Task item:
Your answer should consist of the lines in the following data that contain "trận".

Exercise data:
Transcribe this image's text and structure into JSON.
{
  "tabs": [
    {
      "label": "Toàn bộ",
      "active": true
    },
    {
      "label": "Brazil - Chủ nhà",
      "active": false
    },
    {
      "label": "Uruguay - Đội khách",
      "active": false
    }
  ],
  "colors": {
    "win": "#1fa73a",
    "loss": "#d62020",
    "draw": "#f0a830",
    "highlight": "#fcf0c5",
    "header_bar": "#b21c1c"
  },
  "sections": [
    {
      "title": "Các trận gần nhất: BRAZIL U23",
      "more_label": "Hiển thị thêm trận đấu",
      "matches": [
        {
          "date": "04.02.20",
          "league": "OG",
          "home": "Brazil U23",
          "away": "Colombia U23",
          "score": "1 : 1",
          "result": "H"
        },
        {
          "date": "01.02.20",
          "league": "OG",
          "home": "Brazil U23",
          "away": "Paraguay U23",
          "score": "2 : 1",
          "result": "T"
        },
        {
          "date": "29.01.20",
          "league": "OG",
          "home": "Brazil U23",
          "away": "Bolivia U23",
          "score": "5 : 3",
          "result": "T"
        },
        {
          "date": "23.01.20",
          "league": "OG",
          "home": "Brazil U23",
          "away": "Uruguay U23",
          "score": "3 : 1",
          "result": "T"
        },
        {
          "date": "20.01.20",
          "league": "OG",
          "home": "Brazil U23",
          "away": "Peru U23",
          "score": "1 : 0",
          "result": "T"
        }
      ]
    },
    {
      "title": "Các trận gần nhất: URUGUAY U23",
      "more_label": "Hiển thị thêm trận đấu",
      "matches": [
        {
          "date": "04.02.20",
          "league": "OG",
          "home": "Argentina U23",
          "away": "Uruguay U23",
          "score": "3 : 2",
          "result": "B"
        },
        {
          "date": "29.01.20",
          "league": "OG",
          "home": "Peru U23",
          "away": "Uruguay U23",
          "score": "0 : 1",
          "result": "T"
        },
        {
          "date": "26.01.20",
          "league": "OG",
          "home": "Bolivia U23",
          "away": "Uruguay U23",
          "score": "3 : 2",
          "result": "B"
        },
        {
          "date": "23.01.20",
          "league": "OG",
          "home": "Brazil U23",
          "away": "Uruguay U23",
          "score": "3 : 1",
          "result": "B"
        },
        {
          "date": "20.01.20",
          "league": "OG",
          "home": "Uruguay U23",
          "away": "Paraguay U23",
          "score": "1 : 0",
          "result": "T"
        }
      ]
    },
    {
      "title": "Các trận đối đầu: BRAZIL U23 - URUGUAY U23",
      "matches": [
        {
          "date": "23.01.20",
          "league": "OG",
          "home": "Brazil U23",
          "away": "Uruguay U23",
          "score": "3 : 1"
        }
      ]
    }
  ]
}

Response box:
      "title": "Các trận gần nhất: BRAZIL U23",
      "more_label": "Hiển thị thêm trận đấu",
      "title": "Các trận gần nhất: URUGUAY U23",
      "more_label": "Hiển thị thêm trận đấu",
      "title": "Các trận đối đầu: BRAZIL U23 - URUGUAY U23",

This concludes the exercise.